* Exercise directions: Write out all the entries word for word, but skip any images.

* Data:
::::

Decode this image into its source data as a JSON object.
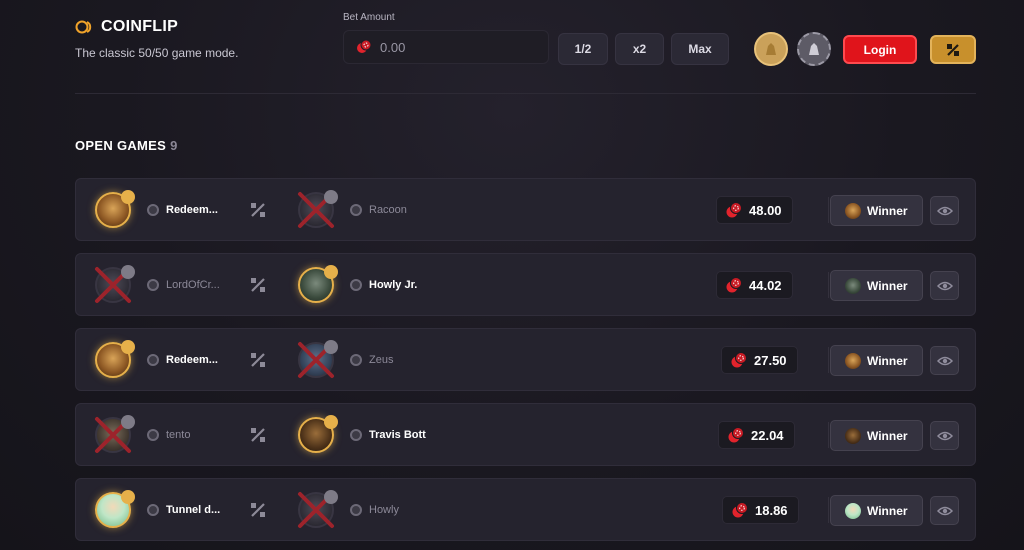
{
  "brand": {
    "title": "COINFLIP",
    "subtitle": "The classic 50/50 game mode."
  },
  "bet": {
    "label": "Bet Amount",
    "value": "0.00",
    "half": "1/2",
    "double": "x2",
    "max": "Max"
  },
  "auth": {
    "login": "Login"
  },
  "open_games": {
    "title": "OPEN GAMES",
    "count": "9"
  },
  "winner_label": "Winner",
  "colors": {
    "accent_gold": "#e6b04a",
    "login_red": "#e0141b",
    "chip_red": "#e2232c"
  },
  "games": [
    {
      "left_name": "Redeem...",
      "left_state": "win",
      "right_name": "Racoon",
      "right_state": "lose",
      "amount": "48.00",
      "left_avatar": "lion",
      "right_avatar": "dark"
    },
    {
      "left_name": "LordOfCr...",
      "left_state": "lose",
      "right_name": "Howly Jr.",
      "right_state": "win",
      "amount": "44.02",
      "left_avatar": "dark",
      "right_avatar": "green"
    },
    {
      "left_name": "Redeem...",
      "left_state": "win",
      "right_name": "Zeus",
      "right_state": "lose",
      "amount": "27.50",
      "left_avatar": "lion",
      "right_avatar": "blue"
    },
    {
      "left_name": "tento",
      "left_state": "lose",
      "right_name": "Travis Bott",
      "right_state": "win",
      "amount": "22.04",
      "left_avatar": "tan",
      "right_avatar": "orange"
    },
    {
      "left_name": "Tunnel d...",
      "left_state": "win",
      "right_name": "Howly",
      "right_state": "lose",
      "amount": "18.86",
      "left_avatar": "person",
      "right_avatar": "dark"
    }
  ]
}
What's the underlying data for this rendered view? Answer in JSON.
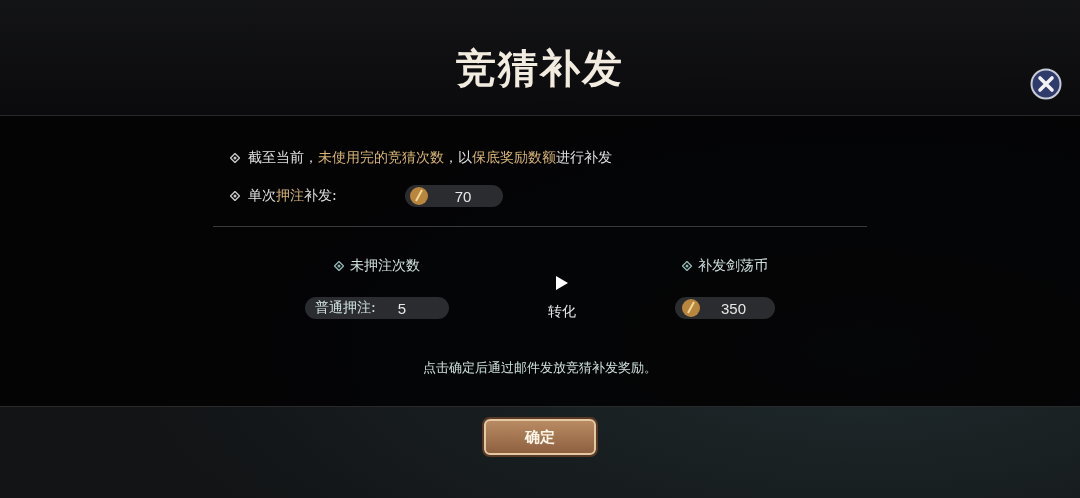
{
  "dialog": {
    "title": "竞猜补发",
    "notes": [
      {
        "text": "截至当前，**未使用完的竞猜次数**，以**保底奖励数额**进行补发"
      },
      {
        "text": "单次**押注**补发:",
        "amount": "70"
      }
    ],
    "left": {
      "heading": "未押注次数",
      "label": "普通押注:",
      "value": "5"
    },
    "convert_label": "转化",
    "right": {
      "heading": "补发剑荡币",
      "amount": "350"
    },
    "footnote": "点击确定后通过邮件发放竞猜补发奖励。",
    "confirm_button": "确定"
  }
}
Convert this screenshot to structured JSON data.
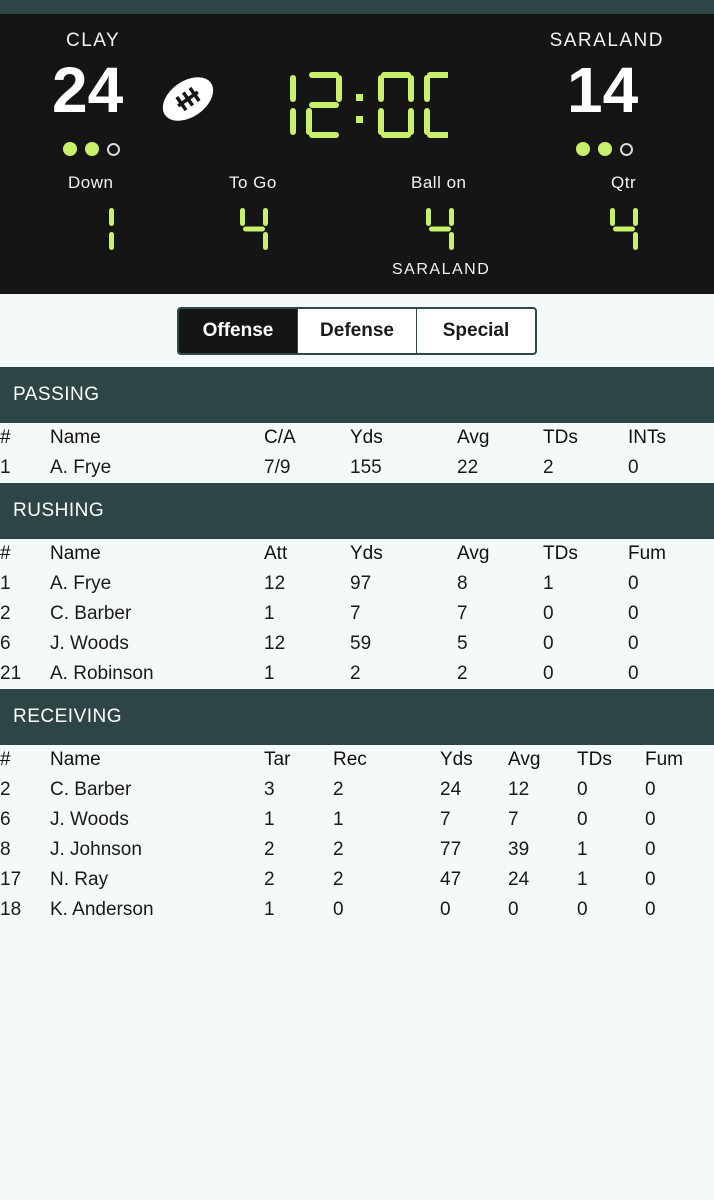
{
  "scoreboard": {
    "home": {
      "name": "CLAY",
      "score": "24",
      "timeouts_remaining": 2,
      "timeouts_total": 3
    },
    "away": {
      "name": "SARALAND",
      "score": "14",
      "timeouts_remaining": 2,
      "timeouts_total": 3
    },
    "clock": "12:00",
    "down_label": "Down",
    "down": "1",
    "togo_label": "To Go",
    "togo": "4",
    "ballon_label": "Ball on",
    "ballon": "4",
    "ballon_team": "SARALAND",
    "qtr_label": "Qtr",
    "qtr": "4",
    "digit_color": "#c8f06a",
    "possession_icon": "football-icon"
  },
  "tabs": [
    {
      "label": "Offense",
      "active": true
    },
    {
      "label": "Defense",
      "active": false
    },
    {
      "label": "Special",
      "active": false
    }
  ],
  "passing": {
    "title": "PASSING",
    "headers": [
      "#",
      "Name",
      "C/A",
      "Yds",
      "Avg",
      "TDs",
      "INTs"
    ],
    "rows": [
      [
        "1",
        "A. Frye",
        "7/9",
        "155",
        "22",
        "2",
        "0"
      ]
    ]
  },
  "rushing": {
    "title": "RUSHING",
    "headers": [
      "#",
      "Name",
      "Att",
      "Yds",
      "Avg",
      "TDs",
      "Fum"
    ],
    "rows": [
      [
        "1",
        "A. Frye",
        "12",
        "97",
        "8",
        "1",
        "0"
      ],
      [
        "2",
        "C. Barber",
        "1",
        "7",
        "7",
        "0",
        "0"
      ],
      [
        "6",
        "J. Woods",
        "12",
        "59",
        "5",
        "0",
        "0"
      ],
      [
        "21",
        "A. Robinson",
        "1",
        "2",
        "2",
        "0",
        "0"
      ]
    ]
  },
  "receiving": {
    "title": "RECEIVING",
    "headers": [
      "#",
      "Name",
      "Tar",
      "Rec",
      "Yds",
      "Avg",
      "TDs",
      "Fum"
    ],
    "rows": [
      [
        "2",
        "C. Barber",
        "3",
        "2",
        "24",
        "12",
        "0",
        "0"
      ],
      [
        "6",
        "J. Woods",
        "1",
        "1",
        "7",
        "7",
        "0",
        "0"
      ],
      [
        "8",
        "J. Johnson",
        "2",
        "2",
        "77",
        "39",
        "1",
        "0"
      ],
      [
        "17",
        "N. Ray",
        "2",
        "2",
        "47",
        "24",
        "1",
        "0"
      ],
      [
        "18",
        "K. Anderson",
        "1",
        "0",
        "0",
        "0",
        "0",
        "0"
      ]
    ]
  },
  "colors": {
    "header_bg": "#2d4544",
    "board_bg": "#151515",
    "page_bg": "#f4f9f9"
  }
}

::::

* Output:
Decode this image into its source data as a JSON object.
{
  "brand": {
    "title": "COINFLIP",
    "subtitle": "The classic 50/50 game mode."
  },
  "bet": {
    "label": "Bet Amount",
    "value": "0.00",
    "half": "1/2",
    "double": "x2",
    "max": "Max"
  },
  "auth": {
    "login": "Login"
  },
  "open_games": {
    "title": "OPEN GAMES",
    "count": "9"
  },
  "winner_label": "Winner",
  "colors": {
    "accent_gold": "#e6b04a",
    "login_red": "#e0141b",
    "chip_red": "#e2232c"
  },
  "games": [
    {
      "left_name": "Redeem...",
      "left_state": "win",
      "right_name": "Racoon",
      "right_state": "lose",
      "amount": "48.00",
      "left_avatar": "lion",
      "right_avatar": "dark"
    },
    {
      "left_name": "LordOfCr...",
      "left_state": "lose",
      "right_name": "Howly Jr.",
      "right_state": "win",
      "amount": "44.02",
      "left_avatar": "dark",
      "right_avatar": "green"
    },
    {
      "left_name": "Redeem...",
      "left_state": "win",
      "right_name": "Zeus",
      "right_state": "lose",
      "amount": "27.50",
      "left_avatar": "lion",
      "right_avatar": "blue"
    },
    {
      "left_name": "tento",
      "left_state": "lose",
      "right_name": "Travis Bott",
      "right_state": "win",
      "amount": "22.04",
      "left_avatar": "tan",
      "right_avatar": "orange"
    },
    {
      "left_name": "Tunnel d...",
      "left_state": "win",
      "right_name": "Howly",
      "right_state": "lose",
      "amount": "18.86",
      "left_avatar": "person",
      "right_avatar": "dark"
    }
  ]
}
What's the underlying data for this rendered view? Answer in JSON.
{
  "dialog": {
    "title": "竞猜补发",
    "notes": [
      {
        "text": "截至当前，**未使用完的竞猜次数**，以**保底奖励数额**进行补发"
      },
      {
        "text": "单次**押注**补发:",
        "amount": "70"
      }
    ],
    "left": {
      "heading": "未押注次数",
      "label": "普通押注:",
      "value": "5"
    },
    "convert_label": "转化",
    "right": {
      "heading": "补发剑荡币",
      "amount": "350"
    },
    "footnote": "点击确定后通过邮件发放竞猜补发奖励。",
    "confirm_button": "确定"
  }
}
Convert this screenshot to structured JSON data.
{
  "scoreboard": {
    "home": {
      "name": "CLAY",
      "score": "24",
      "timeouts_remaining": 2,
      "timeouts_total": 3
    },
    "away": {
      "name": "SARALAND",
      "score": "14",
      "timeouts_remaining": 2,
      "timeouts_total": 3
    },
    "clock": "12:00",
    "down_label": "Down",
    "down": "1",
    "togo_label": "To Go",
    "togo": "4",
    "ballon_label": "Ball on",
    "ballon": "4",
    "ballon_team": "SARALAND",
    "qtr_label": "Qtr",
    "qtr": "4",
    "digit_color": "#c8f06a",
    "possession_icon": "football-icon"
  },
  "tabs": [
    {
      "label": "Offense",
      "active": true
    },
    {
      "label": "Defense",
      "active": false
    },
    {
      "label": "Special",
      "active": false
    }
  ],
  "passing": {
    "title": "PASSING",
    "headers": [
      "#",
      "Name",
      "C/A",
      "Yds",
      "Avg",
      "TDs",
      "INTs"
    ],
    "rows": [
      [
        "1",
        "A. Frye",
        "7/9",
        "155",
        "22",
        "2",
        "0"
      ]
    ]
  },
  "rushing": {
    "title": "RUSHING",
    "headers": [
      "#",
      "Name",
      "Att",
      "Yds",
      "Avg",
      "TDs",
      "Fum"
    ],
    "rows": [
      [
        "1",
        "A. Frye",
        "12",
        "97",
        "8",
        "1",
        "0"
      ],
      [
        "2",
        "C. Barber",
        "1",
        "7",
        "7",
        "0",
        "0"
      ],
      [
        "6",
        "J. Woods",
        "12",
        "59",
        "5",
        "0",
        "0"
      ],
      [
        "21",
        "A. Robinson",
        "1",
        "2",
        "2",
        "0",
        "0"
      ]
    ]
  },
  "receiving": {
    "title": "RECEIVING",
    "headers": [
      "#",
      "Name",
      "Tar",
      "Rec",
      "Yds",
      "Avg",
      "TDs",
      "Fum"
    ],
    "rows": [
      [
        "2",
        "C. Barber",
        "3",
        "2",
        "24",
        "12",
        "0",
        "0"
      ],
      [
        "6",
        "J. Woods",
        "1",
        "1",
        "7",
        "7",
        "0",
        "0"
      ],
      [
        "8",
        "J. Johnson",
        "2",
        "2",
        "77",
        "39",
        "1",
        "0"
      ],
      [
        "17",
        "N. Ray",
        "2",
        "2",
        "47",
        "24",
        "1",
        "0"
      ],
      [
        "18",
        "K. Anderson",
        "1",
        "0",
        "0",
        "0",
        "0",
        "0"
      ]
    ]
  },
  "colors": {
    "header_bg": "#2d4544",
    "board_bg": "#151515",
    "page_bg": "#f4f9f9"
  }
}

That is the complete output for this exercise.